[Collected data entries]

+--

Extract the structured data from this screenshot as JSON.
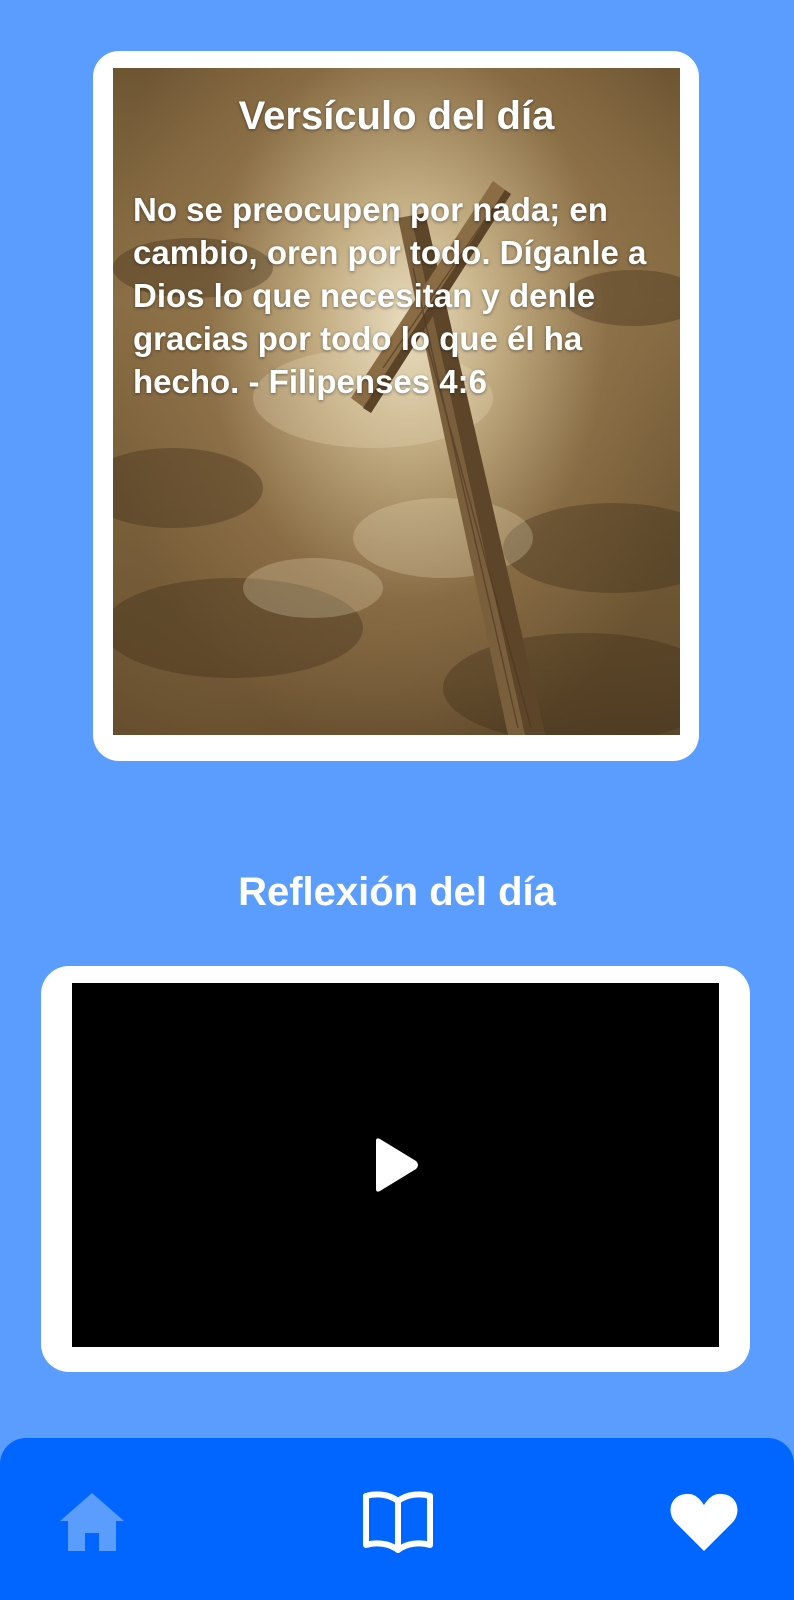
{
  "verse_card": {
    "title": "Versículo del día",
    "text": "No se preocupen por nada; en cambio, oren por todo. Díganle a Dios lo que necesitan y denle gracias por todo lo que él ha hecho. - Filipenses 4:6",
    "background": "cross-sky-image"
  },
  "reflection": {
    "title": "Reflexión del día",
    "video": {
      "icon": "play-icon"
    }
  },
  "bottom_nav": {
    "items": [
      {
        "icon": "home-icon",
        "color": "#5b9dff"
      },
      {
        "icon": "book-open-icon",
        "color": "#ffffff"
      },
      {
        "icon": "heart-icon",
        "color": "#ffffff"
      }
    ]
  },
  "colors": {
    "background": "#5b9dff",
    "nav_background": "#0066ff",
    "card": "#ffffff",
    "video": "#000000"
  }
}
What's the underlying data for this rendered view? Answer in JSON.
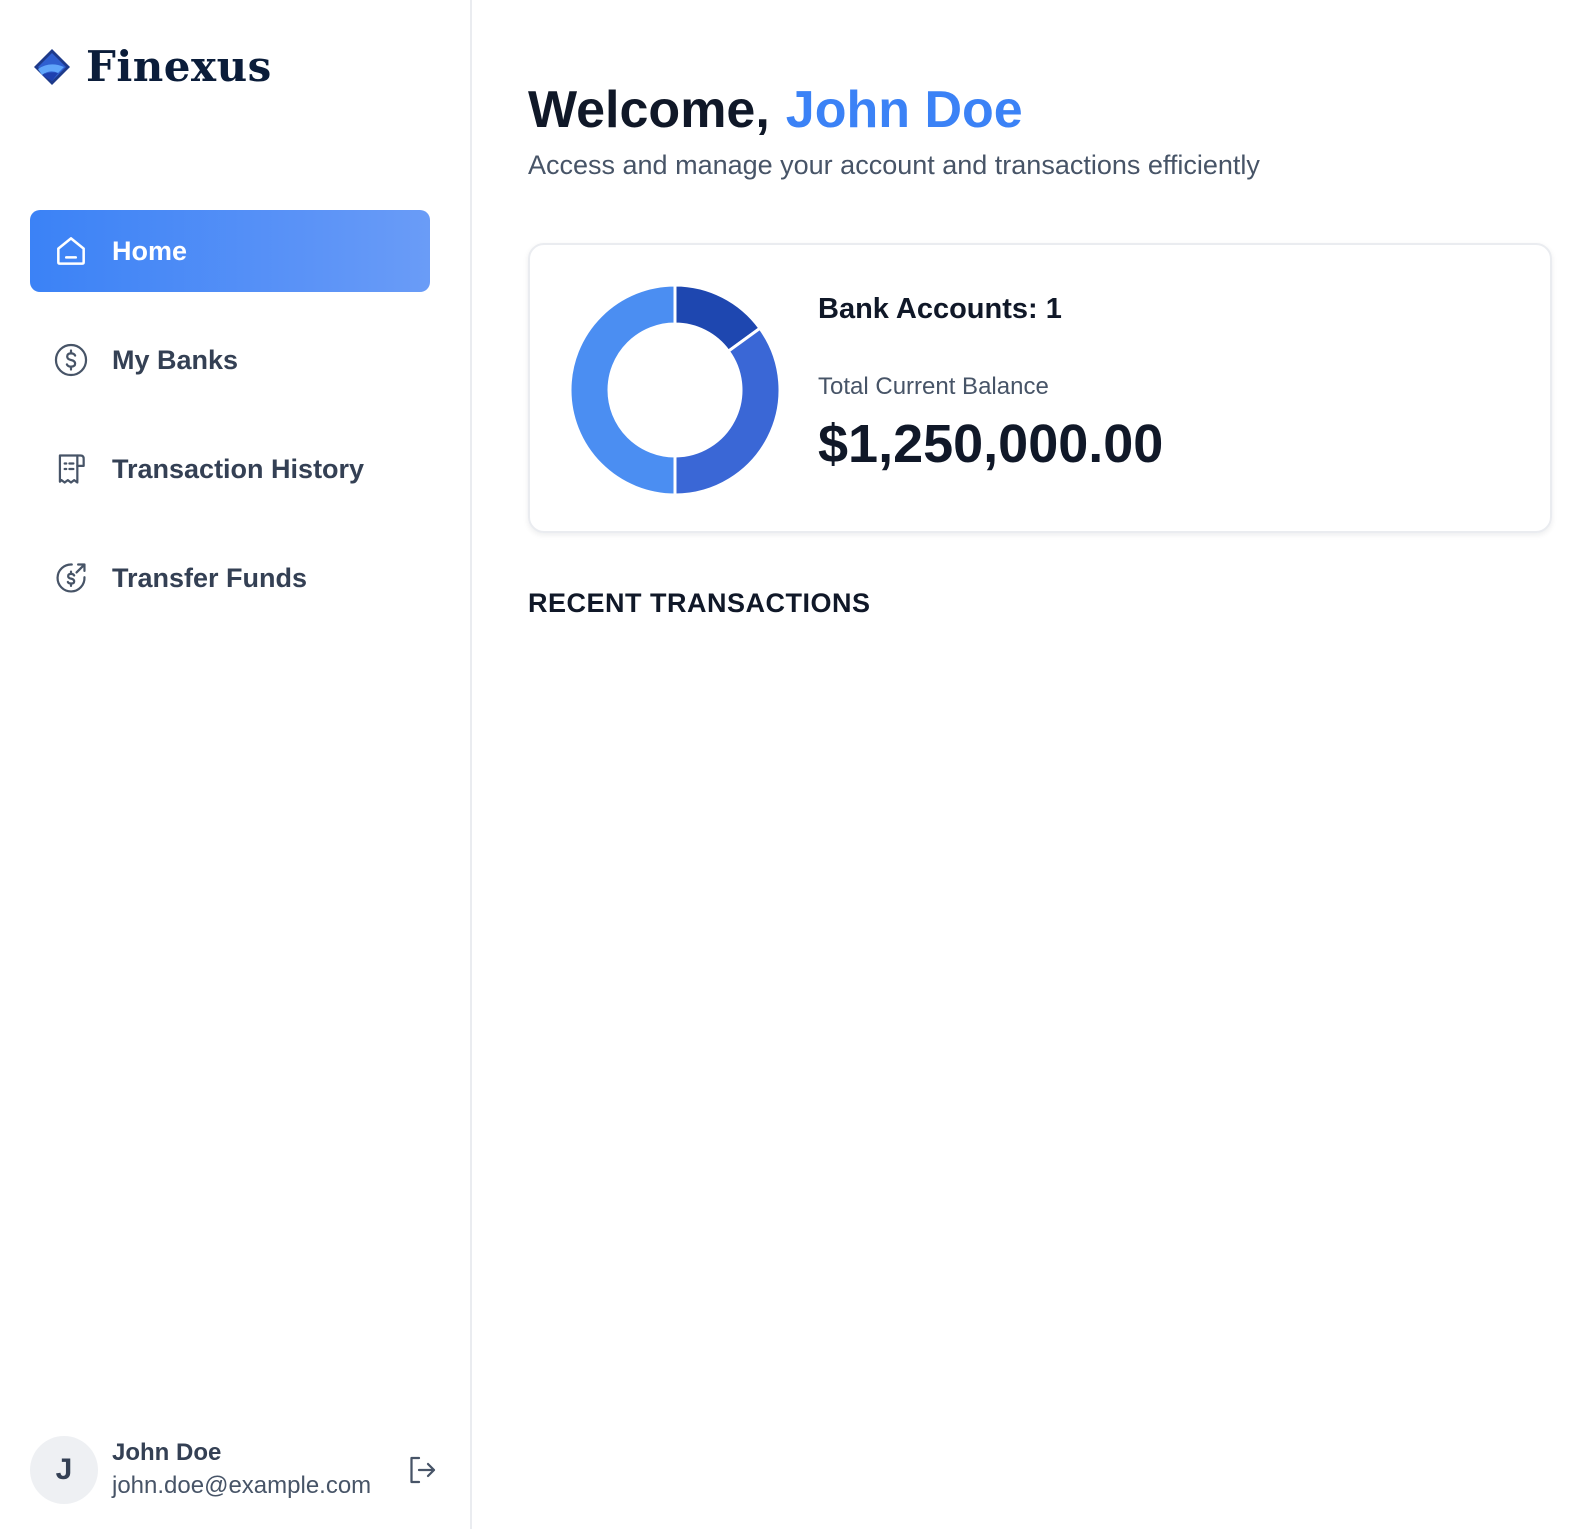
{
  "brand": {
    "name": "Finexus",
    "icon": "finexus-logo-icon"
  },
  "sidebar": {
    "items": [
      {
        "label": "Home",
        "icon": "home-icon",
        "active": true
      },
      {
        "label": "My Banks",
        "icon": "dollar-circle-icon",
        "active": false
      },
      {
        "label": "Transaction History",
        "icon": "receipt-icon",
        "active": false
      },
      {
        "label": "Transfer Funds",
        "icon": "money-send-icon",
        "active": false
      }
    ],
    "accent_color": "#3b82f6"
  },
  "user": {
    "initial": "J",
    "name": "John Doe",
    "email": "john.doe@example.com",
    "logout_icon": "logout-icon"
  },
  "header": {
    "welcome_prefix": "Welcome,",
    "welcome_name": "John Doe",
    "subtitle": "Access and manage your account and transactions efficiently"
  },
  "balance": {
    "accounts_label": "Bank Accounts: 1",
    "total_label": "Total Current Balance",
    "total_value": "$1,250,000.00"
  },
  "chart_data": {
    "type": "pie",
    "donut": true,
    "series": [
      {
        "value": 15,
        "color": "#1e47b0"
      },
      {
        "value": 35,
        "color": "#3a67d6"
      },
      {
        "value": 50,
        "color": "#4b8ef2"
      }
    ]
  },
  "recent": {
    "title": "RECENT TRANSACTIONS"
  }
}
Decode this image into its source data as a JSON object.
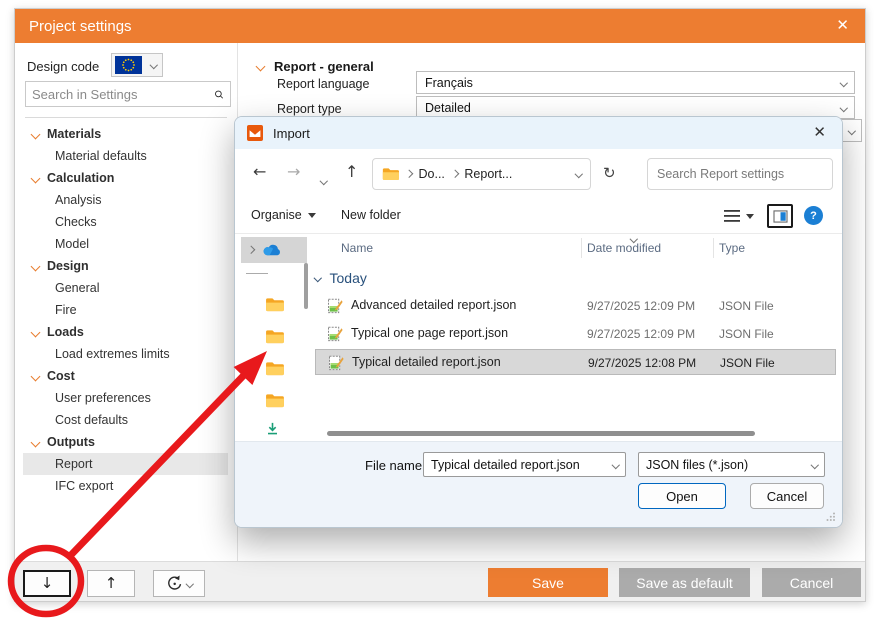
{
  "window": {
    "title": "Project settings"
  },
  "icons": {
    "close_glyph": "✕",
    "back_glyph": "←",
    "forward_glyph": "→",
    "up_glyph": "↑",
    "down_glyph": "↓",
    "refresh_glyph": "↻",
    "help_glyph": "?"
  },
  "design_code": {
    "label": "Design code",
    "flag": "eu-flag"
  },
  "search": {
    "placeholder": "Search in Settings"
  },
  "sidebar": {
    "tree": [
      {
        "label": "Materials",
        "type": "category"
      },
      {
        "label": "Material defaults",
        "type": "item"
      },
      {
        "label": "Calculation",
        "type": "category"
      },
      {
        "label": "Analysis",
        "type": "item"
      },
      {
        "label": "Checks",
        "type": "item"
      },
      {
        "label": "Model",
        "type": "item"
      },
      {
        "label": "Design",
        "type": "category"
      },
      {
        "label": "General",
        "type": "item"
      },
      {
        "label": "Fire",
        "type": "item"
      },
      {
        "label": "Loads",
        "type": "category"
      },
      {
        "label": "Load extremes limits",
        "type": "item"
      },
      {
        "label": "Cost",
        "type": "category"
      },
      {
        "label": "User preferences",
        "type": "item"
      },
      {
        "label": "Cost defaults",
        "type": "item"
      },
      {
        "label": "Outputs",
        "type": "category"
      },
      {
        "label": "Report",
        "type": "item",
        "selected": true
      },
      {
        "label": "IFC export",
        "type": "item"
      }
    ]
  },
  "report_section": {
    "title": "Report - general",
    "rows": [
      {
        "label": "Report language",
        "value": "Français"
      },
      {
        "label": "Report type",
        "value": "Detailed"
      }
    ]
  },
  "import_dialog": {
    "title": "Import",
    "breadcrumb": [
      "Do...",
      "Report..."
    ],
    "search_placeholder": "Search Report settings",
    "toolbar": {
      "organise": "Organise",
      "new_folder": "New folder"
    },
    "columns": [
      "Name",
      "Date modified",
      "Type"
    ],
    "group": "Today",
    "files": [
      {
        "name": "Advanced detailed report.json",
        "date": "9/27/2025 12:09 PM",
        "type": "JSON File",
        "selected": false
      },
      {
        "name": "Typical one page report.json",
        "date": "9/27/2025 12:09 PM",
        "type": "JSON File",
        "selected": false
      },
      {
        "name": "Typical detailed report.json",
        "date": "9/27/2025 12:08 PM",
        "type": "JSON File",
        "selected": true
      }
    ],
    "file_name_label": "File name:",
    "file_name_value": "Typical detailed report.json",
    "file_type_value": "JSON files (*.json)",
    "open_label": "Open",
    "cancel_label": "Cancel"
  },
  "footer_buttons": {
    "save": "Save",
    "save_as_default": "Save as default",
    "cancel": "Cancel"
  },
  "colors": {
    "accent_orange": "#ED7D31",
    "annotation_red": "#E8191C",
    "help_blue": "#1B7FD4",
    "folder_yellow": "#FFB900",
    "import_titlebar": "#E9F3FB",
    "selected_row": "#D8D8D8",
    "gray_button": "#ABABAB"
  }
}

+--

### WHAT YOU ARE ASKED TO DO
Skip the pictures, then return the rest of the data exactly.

### SOLVED EXERCISE
Extract the structured data from this screenshot as JSON.
{
  "verse_card": {
    "title": "Versículo del día",
    "text": "No se preocupen por nada; en cambio, oren por todo. Díganle a Dios lo que necesitan y denle gracias por todo lo que él ha hecho. - Filipenses 4:6",
    "background": "cross-sky-image"
  },
  "reflection": {
    "title": "Reflexión del día",
    "video": {
      "icon": "play-icon"
    }
  },
  "bottom_nav": {
    "items": [
      {
        "icon": "home-icon",
        "color": "#5b9dff"
      },
      {
        "icon": "book-open-icon",
        "color": "#ffffff"
      },
      {
        "icon": "heart-icon",
        "color": "#ffffff"
      }
    ]
  },
  "colors": {
    "background": "#5b9dff",
    "nav_background": "#0066ff",
    "card": "#ffffff",
    "video": "#000000"
  }
}
What's the underlying data for this rendered view? Answer in JSON.
{
  "brand": {
    "name": "Finexus",
    "icon": "finexus-logo-icon"
  },
  "sidebar": {
    "items": [
      {
        "label": "Home",
        "icon": "home-icon",
        "active": true
      },
      {
        "label": "My Banks",
        "icon": "dollar-circle-icon",
        "active": false
      },
      {
        "label": "Transaction History",
        "icon": "receipt-icon",
        "active": false
      },
      {
        "label": "Transfer Funds",
        "icon": "money-send-icon",
        "active": false
      }
    ],
    "accent_color": "#3b82f6"
  },
  "user": {
    "initial": "J",
    "name": "John Doe",
    "email": "john.doe@example.com",
    "logout_icon": "logout-icon"
  },
  "header": {
    "welcome_prefix": "Welcome,",
    "welcome_name": "John Doe",
    "subtitle": "Access and manage your account and transactions efficiently"
  },
  "balance": {
    "accounts_label": "Bank Accounts: 1",
    "total_label": "Total Current Balance",
    "total_value": "$1,250,000.00"
  },
  "chart_data": {
    "type": "pie",
    "donut": true,
    "series": [
      {
        "value": 15,
        "color": "#1e47b0"
      },
      {
        "value": 35,
        "color": "#3a67d6"
      },
      {
        "value": 50,
        "color": "#4b8ef2"
      }
    ]
  },
  "recent": {
    "title": "RECENT TRANSACTIONS"
  }
}
Decode this image into its source data as a JSON object.
{
  "window": {
    "title": "Project settings"
  },
  "icons": {
    "close_glyph": "✕",
    "back_glyph": "←",
    "forward_glyph": "→",
    "up_glyph": "↑",
    "down_glyph": "↓",
    "refresh_glyph": "↻",
    "help_glyph": "?"
  },
  "design_code": {
    "label": "Design code",
    "flag": "eu-flag"
  },
  "search": {
    "placeholder": "Search in Settings"
  },
  "sidebar": {
    "tree": [
      {
        "label": "Materials",
        "type": "category"
      },
      {
        "label": "Material defaults",
        "type": "item"
      },
      {
        "label": "Calculation",
        "type": "category"
      },
      {
        "label": "Analysis",
        "type": "item"
      },
      {
        "label": "Checks",
        "type": "item"
      },
      {
        "label": "Model",
        "type": "item"
      },
      {
        "label": "Design",
        "type": "category"
      },
      {
        "label": "General",
        "type": "item"
      },
      {
        "label": "Fire",
        "type": "item"
      },
      {
        "label": "Loads",
        "type": "category"
      },
      {
        "label": "Load extremes limits",
        "type": "item"
      },
      {
        "label": "Cost",
        "type": "category"
      },
      {
        "label": "User preferences",
        "type": "item"
      },
      {
        "label": "Cost defaults",
        "type": "item"
      },
      {
        "label": "Outputs",
        "type": "category"
      },
      {
        "label": "Report",
        "type": "item",
        "selected": true
      },
      {
        "label": "IFC export",
        "type": "item"
      }
    ]
  },
  "report_section": {
    "title": "Report - general",
    "rows": [
      {
        "label": "Report language",
        "value": "Français"
      },
      {
        "label": "Report type",
        "value": "Detailed"
      }
    ]
  },
  "import_dialog": {
    "title": "Import",
    "breadcrumb": [
      "Do...",
      "Report..."
    ],
    "search_placeholder": "Search Report settings",
    "toolbar": {
      "organise": "Organise",
      "new_folder": "New folder"
    },
    "columns": [
      "Name",
      "Date modified",
      "Type"
    ],
    "group": "Today",
    "files": [
      {
        "name": "Advanced detailed report.json",
        "date": "9/27/2025 12:09 PM",
        "type": "JSON File",
        "selected": false
      },
      {
        "name": "Typical one page report.json",
        "date": "9/27/2025 12:09 PM",
        "type": "JSON File",
        "selected": false
      },
      {
        "name": "Typical detailed report.json",
        "date": "9/27/2025 12:08 PM",
        "type": "JSON File",
        "selected": true
      }
    ],
    "file_name_label": "File name:",
    "file_name_value": "Typical detailed report.json",
    "file_type_value": "JSON files (*.json)",
    "open_label": "Open",
    "cancel_label": "Cancel"
  },
  "footer_buttons": {
    "save": "Save",
    "save_as_default": "Save as default",
    "cancel": "Cancel"
  },
  "colors": {
    "accent_orange": "#ED7D31",
    "annotation_red": "#E8191C",
    "help_blue": "#1B7FD4",
    "folder_yellow": "#FFB900",
    "import_titlebar": "#E9F3FB",
    "selected_row": "#D8D8D8",
    "gray_button": "#ABABAB"
  }
}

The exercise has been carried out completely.